Speaking the Language
What does "plasma" mean to you?
A Brief Guide to Boolean Searching
A quick intro and video example.
The new Library Catalog, LibSearch, is a good place to start to explore the Library's collections and related resources.
Business pitches and policy briefs (1-pagers) can be found online by searching Google using the appropriate terms. It may help to view the Boolean Operator video below.
Advanced reading: The pitch and business plan for investors and partners
More articles on business and entrepreneurship can be found in Business Source Complete.
What are policy briefs? - from the Food and Agricultural Organization of the United Nations
The New York Times (1980-present) - via Nexis Uni
To add CaltechConnect options to Google Scholar results:
To download a citation for an article:
Click the quotes image under the citation:
This will display a list of common citation formats, as well as options to download the citaiton in BibTeX and RefMan formats.
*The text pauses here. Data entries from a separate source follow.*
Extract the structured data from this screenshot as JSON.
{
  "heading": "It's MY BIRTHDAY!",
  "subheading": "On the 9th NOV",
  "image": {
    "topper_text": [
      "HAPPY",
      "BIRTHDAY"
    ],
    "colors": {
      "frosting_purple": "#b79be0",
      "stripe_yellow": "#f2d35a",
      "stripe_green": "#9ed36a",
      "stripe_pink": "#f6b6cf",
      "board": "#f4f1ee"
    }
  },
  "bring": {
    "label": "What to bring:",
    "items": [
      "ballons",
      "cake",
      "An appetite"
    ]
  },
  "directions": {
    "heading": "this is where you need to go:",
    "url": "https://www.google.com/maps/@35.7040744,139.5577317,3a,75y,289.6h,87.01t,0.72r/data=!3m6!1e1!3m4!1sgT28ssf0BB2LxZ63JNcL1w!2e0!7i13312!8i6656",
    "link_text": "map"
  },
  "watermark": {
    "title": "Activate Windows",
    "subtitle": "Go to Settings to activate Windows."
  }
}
If you are not finding what you are looking for in the most popular databases and indexes, Caltech subscribes to many more databases that can be found here. In particular, Academic Search Complete has broad coverage of academic and academic-related popular articles.
If you need help finding starting points for research in specific academic disciplines, click here.
Is there anything that Google can't find? Actually, yes there is.
As a start for searching, Google (and Google Scholar) are pretty great. However, I'm sure you've had the experience of looking for something on Google, only to find a ton of irrelevant things, or not exactly what you are looking for. Google suffers from two basic problems:
There are ways to make Google a little smarter, and they will be discussed in another part of this guide. There are also specific library databases that can help you find relevant articles for your assignments. These databases are a little better than Google in that they are more narrow in scope than Google (for example, searching for "plasma" in a Biology-oriented database is more likely to give results having to do with the blood component rather than the state of matter). They also utilize something called controlled vocabulary which will be discussed in the next section. Finally, using Google (and Google Scholar to an extent) will search all types of web sources, not just scholarly ones. It's important to know how to evaluate what you're looking at, and resources in this course will help you to do just that.
You probably know that there are certain preferred words used to describe different things, usually under different circumstances. This is true of both scientific disciplines and databases. For example, take the word plasma. If you asked a physicist to define it, you'd probably get something different from what a biologist or doctor would say (i.e. a state of matter, versus a component of blood).
So, it's important to become familiar with the way concepts and techniques are described in your field of interest. The best way to do this is to read, read, and read some more! Pay attention to the way ideas and experiments are described in the literature. For example, in medicine, you've probably heard of the term "heart attack". Searching for that in the medical literature might get you some articles, but you'd soon discover (especially if you're using PubMed - more on that later) that the preferred term in the medical community is "myocardial infarction". Similarly, in the chemical community, common names of chemicals (for example, polyacetylene) are being phased out in favor of IUPAC names (polyethyne), but if you want to find older articles as well as newer articles, you need to know both!
Here are two sources to look out for that will help you learn preferred vocabulary:
1. Scholarly articles sometimes (but not always) have a section in the full text labeled Keywords, usually near the Abstract - here's an example - look just past the Abstract.
2. An excellent way to get an idea of preferred wording is to use a literature database such as Web of Science, PubMed, or SciFinder. All these databases show you groupings of preferred vocabulary when you search, although they are called slightly different things in each one. There is more about that elsewhere in this guide.
It should be noted though that Google Scholar, as great as it can be, doesn't offer any help with discovering preferred terminology - it recommends reading secondary sources!